(REQUIREMENT) Among the entries that follow, some lines contain the word "twitter". Show all of them.

(PROVIDED ENTRIES)

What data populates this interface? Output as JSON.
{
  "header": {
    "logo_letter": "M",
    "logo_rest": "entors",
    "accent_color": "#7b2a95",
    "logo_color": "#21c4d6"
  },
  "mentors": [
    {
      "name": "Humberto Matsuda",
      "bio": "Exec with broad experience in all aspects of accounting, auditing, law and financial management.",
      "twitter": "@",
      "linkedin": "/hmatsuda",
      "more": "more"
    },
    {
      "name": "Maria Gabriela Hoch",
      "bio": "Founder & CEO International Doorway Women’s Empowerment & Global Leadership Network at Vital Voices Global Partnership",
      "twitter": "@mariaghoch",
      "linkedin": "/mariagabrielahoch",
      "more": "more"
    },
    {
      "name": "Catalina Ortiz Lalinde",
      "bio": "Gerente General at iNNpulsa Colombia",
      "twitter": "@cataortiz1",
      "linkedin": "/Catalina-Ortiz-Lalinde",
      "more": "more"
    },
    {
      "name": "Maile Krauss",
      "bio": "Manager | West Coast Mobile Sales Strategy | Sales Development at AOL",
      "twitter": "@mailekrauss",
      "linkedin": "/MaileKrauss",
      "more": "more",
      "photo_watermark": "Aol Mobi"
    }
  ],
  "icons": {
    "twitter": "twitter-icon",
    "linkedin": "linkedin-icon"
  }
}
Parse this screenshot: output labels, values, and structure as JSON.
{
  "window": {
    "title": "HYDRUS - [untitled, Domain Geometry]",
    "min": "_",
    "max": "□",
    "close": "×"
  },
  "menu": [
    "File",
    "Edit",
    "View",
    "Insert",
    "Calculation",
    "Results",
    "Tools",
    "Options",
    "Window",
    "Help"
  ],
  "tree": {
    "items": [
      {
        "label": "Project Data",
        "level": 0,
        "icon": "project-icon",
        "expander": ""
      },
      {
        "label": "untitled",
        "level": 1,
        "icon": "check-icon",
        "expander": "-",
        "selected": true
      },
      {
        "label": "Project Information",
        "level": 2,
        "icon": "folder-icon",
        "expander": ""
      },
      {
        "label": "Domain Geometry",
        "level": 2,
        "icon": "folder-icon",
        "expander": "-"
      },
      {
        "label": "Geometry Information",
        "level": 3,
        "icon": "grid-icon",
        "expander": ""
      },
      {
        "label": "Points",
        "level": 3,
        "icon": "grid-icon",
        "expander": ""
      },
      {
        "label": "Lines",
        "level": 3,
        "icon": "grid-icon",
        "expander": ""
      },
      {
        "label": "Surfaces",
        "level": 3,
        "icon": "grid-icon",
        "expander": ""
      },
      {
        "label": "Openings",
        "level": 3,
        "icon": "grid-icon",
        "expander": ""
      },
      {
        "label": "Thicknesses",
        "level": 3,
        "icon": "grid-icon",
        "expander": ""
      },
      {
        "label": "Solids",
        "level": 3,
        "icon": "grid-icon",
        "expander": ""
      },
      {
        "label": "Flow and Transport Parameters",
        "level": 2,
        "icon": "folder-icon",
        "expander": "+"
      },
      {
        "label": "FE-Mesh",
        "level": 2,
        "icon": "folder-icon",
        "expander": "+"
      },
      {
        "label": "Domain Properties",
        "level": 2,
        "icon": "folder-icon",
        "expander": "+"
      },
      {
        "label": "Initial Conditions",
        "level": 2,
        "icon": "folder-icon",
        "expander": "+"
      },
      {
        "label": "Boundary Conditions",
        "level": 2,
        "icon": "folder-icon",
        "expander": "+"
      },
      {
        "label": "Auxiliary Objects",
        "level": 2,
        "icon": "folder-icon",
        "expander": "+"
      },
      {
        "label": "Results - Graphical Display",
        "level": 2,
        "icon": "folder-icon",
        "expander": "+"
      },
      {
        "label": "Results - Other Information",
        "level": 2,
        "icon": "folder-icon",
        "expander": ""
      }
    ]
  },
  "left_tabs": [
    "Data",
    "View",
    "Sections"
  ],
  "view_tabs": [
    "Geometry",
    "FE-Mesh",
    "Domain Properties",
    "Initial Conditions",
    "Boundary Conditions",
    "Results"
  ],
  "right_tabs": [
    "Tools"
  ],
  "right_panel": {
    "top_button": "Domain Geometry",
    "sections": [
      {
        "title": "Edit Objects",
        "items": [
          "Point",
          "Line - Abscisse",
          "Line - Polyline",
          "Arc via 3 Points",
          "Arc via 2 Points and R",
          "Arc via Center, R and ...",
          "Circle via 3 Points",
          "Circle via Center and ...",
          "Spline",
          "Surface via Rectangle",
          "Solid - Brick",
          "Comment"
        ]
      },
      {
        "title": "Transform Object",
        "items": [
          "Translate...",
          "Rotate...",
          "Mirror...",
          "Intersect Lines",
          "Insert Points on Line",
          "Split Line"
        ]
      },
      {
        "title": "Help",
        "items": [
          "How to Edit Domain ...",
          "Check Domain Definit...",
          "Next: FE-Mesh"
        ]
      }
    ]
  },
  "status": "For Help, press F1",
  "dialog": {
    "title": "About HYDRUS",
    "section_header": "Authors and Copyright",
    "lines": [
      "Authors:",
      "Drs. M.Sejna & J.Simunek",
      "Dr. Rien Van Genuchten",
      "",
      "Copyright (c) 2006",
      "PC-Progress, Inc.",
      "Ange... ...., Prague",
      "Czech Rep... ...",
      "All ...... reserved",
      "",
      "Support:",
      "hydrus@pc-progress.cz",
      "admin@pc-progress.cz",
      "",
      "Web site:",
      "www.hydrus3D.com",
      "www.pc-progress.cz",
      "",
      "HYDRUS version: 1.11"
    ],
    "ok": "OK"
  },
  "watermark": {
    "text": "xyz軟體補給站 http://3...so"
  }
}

(ANSWER TO THE PROBLEM)
      "twitter": "@",
      "twitter": "@mariaghoch",
      "twitter": "@cataortiz1",
      "twitter": "@mailekrauss",
    "twitter": "twitter-icon",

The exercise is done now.